___ Supplied material ___

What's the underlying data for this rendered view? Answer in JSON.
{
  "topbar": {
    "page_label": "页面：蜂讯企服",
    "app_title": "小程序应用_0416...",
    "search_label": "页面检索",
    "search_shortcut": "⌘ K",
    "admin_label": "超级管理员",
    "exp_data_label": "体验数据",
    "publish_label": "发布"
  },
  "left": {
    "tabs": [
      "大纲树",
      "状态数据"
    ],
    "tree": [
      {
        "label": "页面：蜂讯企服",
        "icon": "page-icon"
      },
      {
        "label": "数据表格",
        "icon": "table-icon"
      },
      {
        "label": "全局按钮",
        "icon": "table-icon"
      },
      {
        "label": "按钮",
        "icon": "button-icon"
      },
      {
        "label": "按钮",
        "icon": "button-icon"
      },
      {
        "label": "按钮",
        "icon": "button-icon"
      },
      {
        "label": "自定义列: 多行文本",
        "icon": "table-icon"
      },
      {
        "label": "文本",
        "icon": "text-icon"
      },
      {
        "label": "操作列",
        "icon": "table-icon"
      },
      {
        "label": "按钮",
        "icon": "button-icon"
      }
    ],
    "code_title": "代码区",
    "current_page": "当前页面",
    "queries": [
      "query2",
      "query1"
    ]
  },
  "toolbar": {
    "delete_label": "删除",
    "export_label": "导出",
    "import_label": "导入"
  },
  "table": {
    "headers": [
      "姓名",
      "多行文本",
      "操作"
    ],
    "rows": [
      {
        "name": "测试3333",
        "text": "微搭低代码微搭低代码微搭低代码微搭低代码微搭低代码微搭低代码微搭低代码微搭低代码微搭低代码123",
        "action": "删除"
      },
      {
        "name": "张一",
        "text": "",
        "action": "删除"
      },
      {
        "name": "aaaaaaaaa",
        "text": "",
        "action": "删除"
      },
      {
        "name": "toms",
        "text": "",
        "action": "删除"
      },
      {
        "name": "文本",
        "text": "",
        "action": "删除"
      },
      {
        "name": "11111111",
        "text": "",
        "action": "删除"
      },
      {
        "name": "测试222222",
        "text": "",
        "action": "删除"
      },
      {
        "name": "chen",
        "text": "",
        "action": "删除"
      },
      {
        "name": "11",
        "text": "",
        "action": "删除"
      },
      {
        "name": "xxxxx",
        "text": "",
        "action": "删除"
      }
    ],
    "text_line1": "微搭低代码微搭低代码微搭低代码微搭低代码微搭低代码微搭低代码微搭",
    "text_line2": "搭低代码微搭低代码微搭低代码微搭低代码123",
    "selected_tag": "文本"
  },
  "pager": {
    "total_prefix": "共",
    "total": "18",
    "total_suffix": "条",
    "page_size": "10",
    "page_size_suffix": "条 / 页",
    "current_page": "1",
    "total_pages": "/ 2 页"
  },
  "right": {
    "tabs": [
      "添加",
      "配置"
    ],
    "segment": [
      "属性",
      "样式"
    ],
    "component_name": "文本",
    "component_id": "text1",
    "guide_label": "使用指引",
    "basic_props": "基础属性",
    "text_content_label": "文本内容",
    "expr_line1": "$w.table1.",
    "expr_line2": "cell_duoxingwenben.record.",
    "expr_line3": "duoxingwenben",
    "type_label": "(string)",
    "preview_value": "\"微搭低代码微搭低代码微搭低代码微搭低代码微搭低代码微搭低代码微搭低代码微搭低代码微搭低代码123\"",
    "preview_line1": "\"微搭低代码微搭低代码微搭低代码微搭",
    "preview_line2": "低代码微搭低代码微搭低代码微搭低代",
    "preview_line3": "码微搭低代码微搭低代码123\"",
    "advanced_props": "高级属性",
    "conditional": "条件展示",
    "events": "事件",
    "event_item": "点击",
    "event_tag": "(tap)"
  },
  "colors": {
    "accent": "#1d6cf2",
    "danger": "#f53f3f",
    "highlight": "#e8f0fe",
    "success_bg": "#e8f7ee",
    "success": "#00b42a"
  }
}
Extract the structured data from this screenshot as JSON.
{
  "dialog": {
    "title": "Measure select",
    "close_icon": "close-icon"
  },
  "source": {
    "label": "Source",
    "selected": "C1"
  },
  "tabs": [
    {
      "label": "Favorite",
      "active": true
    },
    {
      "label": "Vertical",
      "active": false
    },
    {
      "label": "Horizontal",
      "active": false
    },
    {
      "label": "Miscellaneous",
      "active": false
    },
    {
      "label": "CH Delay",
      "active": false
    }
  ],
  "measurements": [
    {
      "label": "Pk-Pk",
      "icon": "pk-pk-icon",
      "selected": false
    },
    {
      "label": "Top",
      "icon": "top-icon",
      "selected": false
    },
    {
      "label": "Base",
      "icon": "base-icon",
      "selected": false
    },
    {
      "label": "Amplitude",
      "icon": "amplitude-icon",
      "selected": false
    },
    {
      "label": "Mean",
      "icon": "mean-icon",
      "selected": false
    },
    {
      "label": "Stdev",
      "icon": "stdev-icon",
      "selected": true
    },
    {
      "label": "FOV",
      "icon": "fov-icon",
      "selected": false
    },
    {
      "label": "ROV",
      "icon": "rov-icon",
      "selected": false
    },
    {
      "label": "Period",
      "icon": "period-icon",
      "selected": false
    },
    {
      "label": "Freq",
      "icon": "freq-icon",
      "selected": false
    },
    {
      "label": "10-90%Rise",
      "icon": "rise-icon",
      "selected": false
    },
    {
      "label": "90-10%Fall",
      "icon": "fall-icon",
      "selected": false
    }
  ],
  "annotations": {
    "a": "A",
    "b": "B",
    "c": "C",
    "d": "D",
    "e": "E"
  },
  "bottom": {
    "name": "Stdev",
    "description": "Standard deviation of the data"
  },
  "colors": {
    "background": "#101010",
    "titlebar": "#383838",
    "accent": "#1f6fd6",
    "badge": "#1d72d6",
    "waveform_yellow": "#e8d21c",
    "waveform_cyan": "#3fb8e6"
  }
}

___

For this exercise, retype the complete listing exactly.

Result below:
What's the underlying data for this rendered view? Answer in JSON.
{
  "topbar": {
    "page_label": "页面：蜂讯企服",
    "app_title": "小程序应用_0416...",
    "search_label": "页面检索",
    "search_shortcut": "⌘ K",
    "admin_label": "超级管理员",
    "exp_data_label": "体验数据",
    "publish_label": "发布"
  },
  "left": {
    "tabs": [
      "大纲树",
      "状态数据"
    ],
    "tree": [
      {
        "label": "页面：蜂讯企服",
        "icon": "page-icon"
      },
      {
        "label": "数据表格",
        "icon": "table-icon"
      },
      {
        "label": "全局按钮",
        "icon": "table-icon"
      },
      {
        "label": "按钮",
        "icon": "button-icon"
      },
      {
        "label": "按钮",
        "icon": "button-icon"
      },
      {
        "label": "按钮",
        "icon": "button-icon"
      },
      {
        "label": "自定义列: 多行文本",
        "icon": "table-icon"
      },
      {
        "label": "文本",
        "icon": "text-icon"
      },
      {
        "label": "操作列",
        "icon": "table-icon"
      },
      {
        "label": "按钮",
        "icon": "button-icon"
      }
    ],
    "code_title": "代码区",
    "current_page": "当前页面",
    "queries": [
      "query2",
      "query1"
    ]
  },
  "toolbar": {
    "delete_label": "删除",
    "export_label": "导出",
    "import_label": "导入"
  },
  "table": {
    "headers": [
      "姓名",
      "多行文本",
      "操作"
    ],
    "rows": [
      {
        "name": "测试3333",
        "text": "微搭低代码微搭低代码微搭低代码微搭低代码微搭低代码微搭低代码微搭低代码微搭低代码微搭低代码123",
        "action": "删除"
      },
      {
        "name": "张一",
        "text": "",
        "action": "删除"
      },
      {
        "name": "aaaaaaaaa",
        "text": "",
        "action": "删除"
      },
      {
        "name": "toms",
        "text": "",
        "action": "删除"
      },
      {
        "name": "文本",
        "text": "",
        "action": "删除"
      },
      {
        "name": "11111111",
        "text": "",
        "action": "删除"
      },
      {
        "name": "测试222222",
        "text": "",
        "action": "删除"
      },
      {
        "name": "chen",
        "text": "",
        "action": "删除"
      },
      {
        "name": "11",
        "text": "",
        "action": "删除"
      },
      {
        "name": "xxxxx",
        "text": "",
        "action": "删除"
      }
    ],
    "text_line1": "微搭低代码微搭低代码微搭低代码微搭低代码微搭低代码微搭低代码微搭",
    "text_line2": "搭低代码微搭低代码微搭低代码微搭低代码123",
    "selected_tag": "文本"
  },
  "pager": {
    "total_prefix": "共",
    "total": "18",
    "total_suffix": "条",
    "page_size": "10",
    "page_size_suffix": "条 / 页",
    "current_page": "1",
    "total_pages": "/ 2 页"
  },
  "right": {
    "tabs": [
      "添加",
      "配置"
    ],
    "segment": [
      "属性",
      "样式"
    ],
    "component_name": "文本",
    "component_id": "text1",
    "guide_label": "使用指引",
    "basic_props": "基础属性",
    "text_content_label": "文本内容",
    "expr_line1": "$w.table1.",
    "expr_line2": "cell_duoxingwenben.record.",
    "expr_line3": "duoxingwenben",
    "type_label": "(string)",
    "preview_value": "\"微搭低代码微搭低代码微搭低代码微搭低代码微搭低代码微搭低代码微搭低代码微搭低代码微搭低代码123\"",
    "preview_line1": "\"微搭低代码微搭低代码微搭低代码微搭",
    "preview_line2": "低代码微搭低代码微搭低代码微搭低代",
    "preview_line3": "码微搭低代码微搭低代码123\"",
    "advanced_props": "高级属性",
    "conditional": "条件展示",
    "events": "事件",
    "event_item": "点击",
    "event_tag": "(tap)"
  },
  "colors": {
    "accent": "#1d6cf2",
    "danger": "#f53f3f",
    "highlight": "#e8f0fe",
    "success_bg": "#e8f7ee",
    "success": "#00b42a"
  }
}
Extract the structured data from this screenshot as JSON.
{
  "dialog": {
    "title": "Measure select",
    "close_icon": "close-icon"
  },
  "source": {
    "label": "Source",
    "selected": "C1"
  },
  "tabs": [
    {
      "label": "Favorite",
      "active": true
    },
    {
      "label": "Vertical",
      "active": false
    },
    {
      "label": "Horizontal",
      "active": false
    },
    {
      "label": "Miscellaneous",
      "active": false
    },
    {
      "label": "CH Delay",
      "active": false
    }
  ],
  "measurements": [
    {
      "label": "Pk-Pk",
      "icon": "pk-pk-icon",
      "selected": false
    },
    {
      "label": "Top",
      "icon": "top-icon",
      "selected": false
    },
    {
      "label": "Base",
      "icon": "base-icon",
      "selected": false
    },
    {
      "label": "Amplitude",
      "icon": "amplitude-icon",
      "selected": false
    },
    {
      "label": "Mean",
      "icon": "mean-icon",
      "selected": false
    },
    {
      "label": "Stdev",
      "icon": "stdev-icon",
      "selected": true
    },
    {
      "label": "FOV",
      "icon": "fov-icon",
      "selected": false
    },
    {
      "label": "ROV",
      "icon": "rov-icon",
      "selected": false
    },
    {
      "label": "Period",
      "icon": "period-icon",
      "selected": false
    },
    {
      "label": "Freq",
      "icon": "freq-icon",
      "selected": false
    },
    {
      "label": "10-90%Rise",
      "icon": "rise-icon",
      "selected": false
    },
    {
      "label": "90-10%Fall",
      "icon": "fall-icon",
      "selected": false
    }
  ],
  "annotations": {
    "a": "A",
    "b": "B",
    "c": "C",
    "d": "D",
    "e": "E"
  },
  "bottom": {
    "name": "Stdev",
    "description": "Standard deviation of the data"
  },
  "colors": {
    "background": "#101010",
    "titlebar": "#383838",
    "accent": "#1f6fd6",
    "badge": "#1d72d6",
    "waveform_yellow": "#e8d21c",
    "waveform_cyan": "#3fb8e6"
  }
}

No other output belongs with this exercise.